Westpac is the latest bank in Australia to have quit the remittance business. And we can tell you that its not the last one and you would see more banks exiting this business globally. The bank would be officially ending support to its remittance partners in March 2015. Rising regulatory compliance costs made it difficult for the bank to support the remittance firms. In the past two months, Australia's anti money laundering and counter-terrorism financing regulator has cancelled the license of three remitters, underlining the risk that banks were facing in dealing with such companies.
The global remittance business is $500+ billion strong. Numerous stakeholders are involved in this business including banks, money transfer operators and even third party players such as mobile operators. However, this broad interest belies a less than rosy outlook for the business. Different geographies display very different trends in remittances and an analysis of these trends shows that problems are beginning to arise in this space. These problems are due to regulatory issues, policy issues, business model issues, cost pressures and some are even related to macro-economic factors and others.
The initial trend has been that the remittance market is driven by Money Transfer Operators (MTO). Countries like Philippines even allow third party players such as mobile operators to handle remittance services. Moreover, new currencies like Bitcoin have become part of the remittance business as well as in countries like the Philippines.
In countries where regulations are strict, only banks are allowed to handle remittance services. If you look at banking revenues split - 80% of banks’ income is usually interest-based which includes loans, interests on credit cards outstanding, etc. The remaining 20% of the income is non-interest based which includes remittance services. With the financial crisis, interest-based business of most banks got affected, especially in the developed nations, and so banks went for increasing their non-interest based income by doing things like remittance. But not anymore. Interest based business of banks is coming back nicely and they don't want to deal with the headaches of remittance.

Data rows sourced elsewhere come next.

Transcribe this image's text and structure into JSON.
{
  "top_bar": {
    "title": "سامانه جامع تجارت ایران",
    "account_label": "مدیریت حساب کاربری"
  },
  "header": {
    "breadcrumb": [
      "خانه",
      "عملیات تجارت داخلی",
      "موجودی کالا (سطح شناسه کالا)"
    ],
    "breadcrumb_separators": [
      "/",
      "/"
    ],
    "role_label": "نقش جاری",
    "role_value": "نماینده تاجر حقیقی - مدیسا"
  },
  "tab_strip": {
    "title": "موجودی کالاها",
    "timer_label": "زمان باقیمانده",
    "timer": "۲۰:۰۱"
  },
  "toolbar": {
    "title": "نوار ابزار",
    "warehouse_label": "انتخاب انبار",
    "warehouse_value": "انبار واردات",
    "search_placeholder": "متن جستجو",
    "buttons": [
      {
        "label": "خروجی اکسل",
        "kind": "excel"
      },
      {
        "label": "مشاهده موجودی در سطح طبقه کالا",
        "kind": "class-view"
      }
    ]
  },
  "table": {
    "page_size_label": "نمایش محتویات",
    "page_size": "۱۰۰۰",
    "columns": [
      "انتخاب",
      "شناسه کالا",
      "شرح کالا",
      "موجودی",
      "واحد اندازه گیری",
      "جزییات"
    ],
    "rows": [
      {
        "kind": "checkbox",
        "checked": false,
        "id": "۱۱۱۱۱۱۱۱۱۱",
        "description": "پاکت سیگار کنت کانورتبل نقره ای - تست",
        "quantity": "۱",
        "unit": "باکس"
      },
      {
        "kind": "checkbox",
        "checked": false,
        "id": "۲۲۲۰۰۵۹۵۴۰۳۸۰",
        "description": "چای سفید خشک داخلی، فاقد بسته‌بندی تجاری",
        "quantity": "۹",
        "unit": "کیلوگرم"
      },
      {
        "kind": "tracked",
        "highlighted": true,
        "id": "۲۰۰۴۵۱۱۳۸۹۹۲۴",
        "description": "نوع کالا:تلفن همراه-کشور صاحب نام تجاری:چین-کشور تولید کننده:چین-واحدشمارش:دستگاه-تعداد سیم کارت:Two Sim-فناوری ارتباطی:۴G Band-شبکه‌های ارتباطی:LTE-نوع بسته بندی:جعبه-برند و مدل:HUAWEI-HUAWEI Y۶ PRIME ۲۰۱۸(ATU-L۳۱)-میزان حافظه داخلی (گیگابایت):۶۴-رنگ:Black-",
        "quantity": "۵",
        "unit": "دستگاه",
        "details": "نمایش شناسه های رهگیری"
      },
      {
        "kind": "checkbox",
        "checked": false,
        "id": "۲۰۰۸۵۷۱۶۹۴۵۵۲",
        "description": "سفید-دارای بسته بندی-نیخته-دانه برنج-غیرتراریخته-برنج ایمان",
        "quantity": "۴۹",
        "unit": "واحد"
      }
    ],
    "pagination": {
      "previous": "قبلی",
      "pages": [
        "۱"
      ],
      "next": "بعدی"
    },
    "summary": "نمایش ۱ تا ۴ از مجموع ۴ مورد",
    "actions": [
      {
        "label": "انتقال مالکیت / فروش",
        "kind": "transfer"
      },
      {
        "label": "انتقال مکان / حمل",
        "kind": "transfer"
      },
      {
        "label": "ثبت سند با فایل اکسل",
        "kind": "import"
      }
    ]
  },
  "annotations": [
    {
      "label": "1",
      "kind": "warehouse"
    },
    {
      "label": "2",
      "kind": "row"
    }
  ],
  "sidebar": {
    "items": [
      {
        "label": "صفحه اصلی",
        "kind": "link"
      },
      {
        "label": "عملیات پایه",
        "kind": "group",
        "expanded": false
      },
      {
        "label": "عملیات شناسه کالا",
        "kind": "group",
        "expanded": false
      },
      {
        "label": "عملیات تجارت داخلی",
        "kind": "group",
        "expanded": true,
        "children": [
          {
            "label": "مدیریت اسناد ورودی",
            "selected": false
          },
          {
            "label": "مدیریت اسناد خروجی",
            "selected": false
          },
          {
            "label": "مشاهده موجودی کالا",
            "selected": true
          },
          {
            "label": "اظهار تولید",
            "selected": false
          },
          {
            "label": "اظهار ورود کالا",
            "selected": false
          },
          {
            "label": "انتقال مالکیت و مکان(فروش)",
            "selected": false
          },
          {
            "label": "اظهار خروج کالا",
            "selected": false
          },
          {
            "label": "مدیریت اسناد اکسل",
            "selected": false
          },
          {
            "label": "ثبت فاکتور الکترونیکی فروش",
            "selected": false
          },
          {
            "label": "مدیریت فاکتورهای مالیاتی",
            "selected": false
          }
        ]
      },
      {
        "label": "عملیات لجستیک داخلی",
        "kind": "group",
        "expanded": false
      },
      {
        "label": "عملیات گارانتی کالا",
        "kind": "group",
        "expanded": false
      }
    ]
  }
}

At a global level, the remittance transaction costs is decreasing due to new regulations. The Group of 20 leading economies (G20) has already come up with plans to cut the cost of remittances to around 5 percent of the value of each transaction, down from the current 8 percent estimated by the World Bank. The remittance cost once stood at 15%, illustrating a drastic fall in remittance costs for the end customer.
In India, banks have decreased costs by up to 30% by offering services that allow Indian migrants in the US and Britain to send money directly from their bank or credit card accounts to recipients in India. Saudi Arabia has reduced remittance costs to an even lower level in the range of 3%.
This is creating further pressure on remittance businesses in the internal cost of transferring funds. MTOs want to expand their reach, but with rising cost pressures, they intend to partner with banks, especially in emerging markets. But a new trend has surfaced in Australia which shows that banks are themselves quitting the remittance business.
A number of agents of MTOs (such as Western Union) will also be hit since they use bank accounts to deposit customer funds. These agents later settle with remittance network providers, such as Western Union, which help process the actual transfers.
This further creates a difficulty for the Australian government in keeping track of where the money is headed. With banks out of the picture, the government would have to put in extra efforts to closely monitor third party remittance players. The remittance firms argue that without access to the global banking system, the costs of transferring money becomes substantially higher.
The leading economies of the world wish to lower remittance costs for the end customer. But what about the margins that would keep the remittance business feasible enough for all stakeholders? The internal costs of processing the money transfers are not getting proportionally lower which puts increasing pressure on the MTOs. It seems the banks do wish to focus on remittance services but if margins are low, they will eventually quit the business (as witnessed in Australia). This would further lead to the end of valuable and practical partnerships that MTOs rely upon.
The current scenario calls for for technology, regulatory and business model transformation in remittance business. And there are new players (mobile apps based, bitcoin, others) already doing some good stuff. Interesting space to watch out for further disruption.